■ Required action: Tally every line of the listing below that holds "with", then give the tally alone.

■ ■ ■ ■ ■

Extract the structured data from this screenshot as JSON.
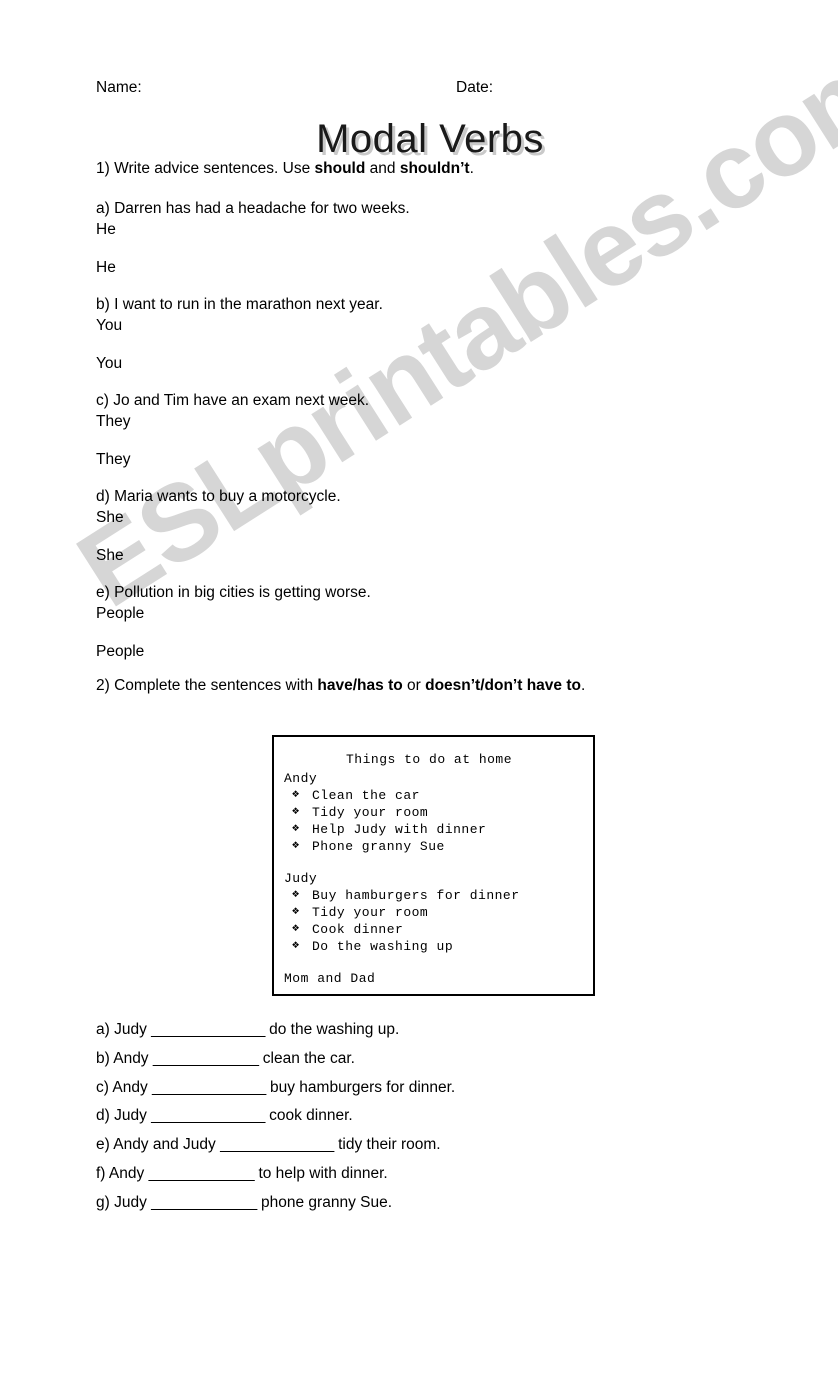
{
  "page": {
    "background_color": "#ffffff",
    "text_color": "#000000"
  },
  "header": {
    "name_label": "Name:",
    "date_label": "Date:",
    "title": "Modal Verbs",
    "title_shadow_color": "#c9c9c9"
  },
  "watermark": {
    "text": "ESLprintables.com",
    "color": "#d6d6d6",
    "rotation_degrees": -32.5
  },
  "exercise1": {
    "instruction_prefix": "1) Write advice sentences. Use ",
    "instruction_bold_1": "should",
    "instruction_mid": " and ",
    "instruction_bold_2": "shouldn’t",
    "instruction_suffix": ".",
    "items": [
      {
        "prompt": "a) Darren has had a headache for two weeks.",
        "line1": "He",
        "line2": "He"
      },
      {
        "prompt": "b) I want to run in the marathon next year.",
        "line1": "You",
        "line2": "You"
      },
      {
        "prompt": "c) Jo and Tim have an exam next week.",
        "line1": "They",
        "line2": "They"
      },
      {
        "prompt": "d) Maria wants to buy a motorcycle.",
        "line1": "She",
        "line2": "She"
      },
      {
        "prompt": "e) Pollution in big cities is getting worse.",
        "line1": "People",
        "line2": "People"
      }
    ]
  },
  "exercise2": {
    "instruction_prefix": "2) Complete the sentences with ",
    "instruction_bold_1": "have/has to",
    "instruction_mid": " or ",
    "instruction_bold_2": "doesn’t/don’t have to",
    "instruction_suffix": ".",
    "task_box": {
      "title": "Things to do at home",
      "bullet_glyph": "❖",
      "groups": [
        {
          "person": "Andy",
          "tasks": [
            "Clean the car",
            "Tidy your room",
            "Help Judy with dinner",
            "Phone granny Sue"
          ]
        },
        {
          "person": "Judy",
          "tasks": [
            "Buy hamburgers for dinner",
            "Tidy your room",
            "Cook dinner",
            "Do the washing up"
          ]
        }
      ],
      "footer_person": "Mom and Dad"
    },
    "questions": [
      {
        "before": "a) Judy ",
        "blank": "______________",
        "after": " do the washing up."
      },
      {
        "before": "b) Andy ",
        "blank": "_____________",
        "after": " clean the car."
      },
      {
        "before": "c) Andy ",
        "blank": "______________",
        "after": " buy hamburgers for dinner."
      },
      {
        "before": "d) Judy ",
        "blank": "______________",
        "after": " cook dinner."
      },
      {
        "before": "e) Andy and Judy ",
        "blank": "______________",
        "after": " tidy their room."
      },
      {
        "before": "f) Andy ",
        "blank": "_____________",
        "after": " to help with dinner."
      },
      {
        "before": "g) Judy ",
        "blank": "_____________",
        "after": " phone granny Sue."
      }
    ]
  }
}
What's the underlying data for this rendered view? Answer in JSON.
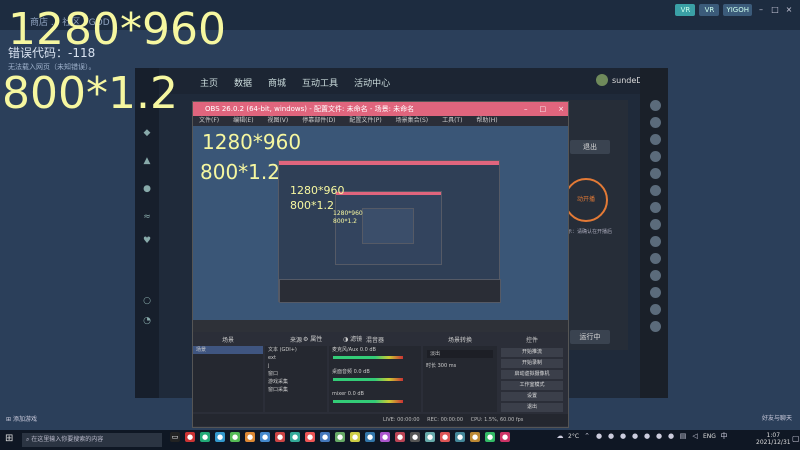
{
  "overlay": {
    "big_res": "1280*960",
    "big_scale": "800*1.2",
    "mid_res": "1280*960",
    "mid_scale": "800*1.2",
    "small_res": "1280*960",
    "small_scale": "800*1.2",
    "tiny_res": "1280*960",
    "tiny_scale": "800*1.2"
  },
  "desktop": {
    "menu_text": "商店  ... 社区 YGOD",
    "error_title": "错误代码：-118",
    "error_sub": "无法载入网页（未知错误）。",
    "top_right_labels": [
      "VR",
      "VR",
      "YIGOH"
    ],
    "add_source": "添加游戏",
    "right_bottom": "好友与聊天"
  },
  "companion": {
    "tabs": [
      "主页",
      "数据",
      "商城",
      "互动工具",
      "活动中心"
    ],
    "user": "sundeDe...",
    "side_buttons": [
      "退出",
      "动开播",
      "运行中"
    ],
    "hint": "提示：请确认在开播后"
  },
  "obs": {
    "title": "OBS 26.0.2 (64-bit, windows) - 配置文件: 未命名 - 场景: 未命名",
    "menu": [
      "文件(F)",
      "编辑(E)",
      "视图(V)",
      "停靠部件(D)",
      "配置文件(P)",
      "场景集合(S)",
      "工具(T)",
      "帮助(H)"
    ],
    "controls": [
      "–",
      "□",
      "×"
    ],
    "filters_label": "属性",
    "scenes_label": "滤镜",
    "docks": {
      "scenes": {
        "title": "场景",
        "items": [
          "场景"
        ]
      },
      "sources": {
        "title": "来源",
        "items": [
          "文本 (GDI+)",
          "ext",
          "j",
          "窗口",
          "游戏采集",
          "窗口采集"
        ]
      },
      "mixer": {
        "title": "混音器",
        "items": [
          "麦克风/Aux",
          "桌面音频",
          "mixer"
        ],
        "levels": [
          "0.0 dB",
          "0.0 dB",
          "0.0 dB"
        ]
      },
      "transitions": {
        "title": "场景转换",
        "mode": "淡出",
        "duration_label": "时长",
        "duration": "300 ms"
      },
      "controls": {
        "title": "控件",
        "buttons": [
          "开始推流",
          "开始录制",
          "启动虚拟摄像机",
          "工作室模式",
          "设置",
          "退出"
        ]
      }
    },
    "status": [
      "LIVE: 00:00:00",
      "REC: 00:00:00",
      "CPU: 1.5%, 60.00 fps"
    ]
  },
  "taskbar": {
    "search_placeholder": "在这里输入你要搜索的内容",
    "temp": "2°C",
    "lang": "ENG",
    "time": "1:07",
    "date": "2021/12/31"
  }
}
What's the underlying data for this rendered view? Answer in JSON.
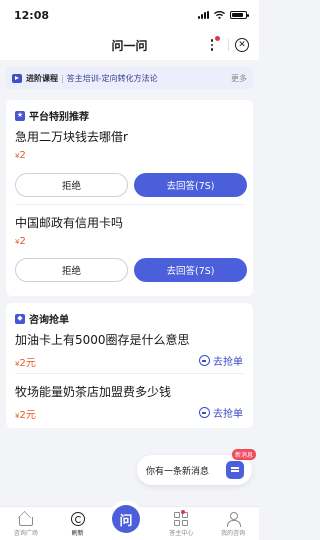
{
  "status_bar": {
    "time": "12:08"
  },
  "nav": {
    "title": "问一问"
  },
  "course_banner": {
    "tag": "进阶课程",
    "divider": "|",
    "description": "答主培训-定向转化方法论",
    "more": "更多"
  },
  "platform_recommend": {
    "heading": "平台特别推荐",
    "questions": [
      {
        "title": "急用二万块钱去哪借r",
        "currency": "¥",
        "price": "2",
        "reject_label": "拒绝",
        "answer_label": "去回答(7S)"
      },
      {
        "title": "中国邮政有信用卡吗",
        "currency": "¥",
        "price": "2",
        "reject_label": "拒绝",
        "answer_label": "去回答(7S)"
      }
    ]
  },
  "consult_grab": {
    "heading": "咨询抢单",
    "orders": [
      {
        "title": "加油卡上有5000圈存是什么意思",
        "currency": "¥",
        "price": "2元",
        "grab_label": "去抢单"
      },
      {
        "title": "牧场能量奶茶店加盟费多少钱",
        "currency": "¥",
        "price": "2元",
        "grab_label": "去抢单"
      }
    ]
  },
  "floating_message": {
    "text": "你有一条新消息",
    "badge": "新消息"
  },
  "tab_bar": {
    "tabs": [
      {
        "label": "咨询广场"
      },
      {
        "label": "刷新"
      },
      {
        "label": "问"
      },
      {
        "label": "答主中心"
      },
      {
        "label": "我的咨询"
      }
    ]
  },
  "colors": {
    "accent": "#4a5fd9",
    "price": "#e25b2c",
    "badge": "#f04a5e"
  },
  "icons": [
    "signal-icon",
    "wifi-icon",
    "battery-icon",
    "more-icon",
    "close-icon",
    "play-icon",
    "star-icon",
    "grab-icon",
    "message-icon",
    "home-icon",
    "refresh-icon",
    "grid-icon",
    "user-icon"
  ]
}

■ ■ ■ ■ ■

■ Solution below: 3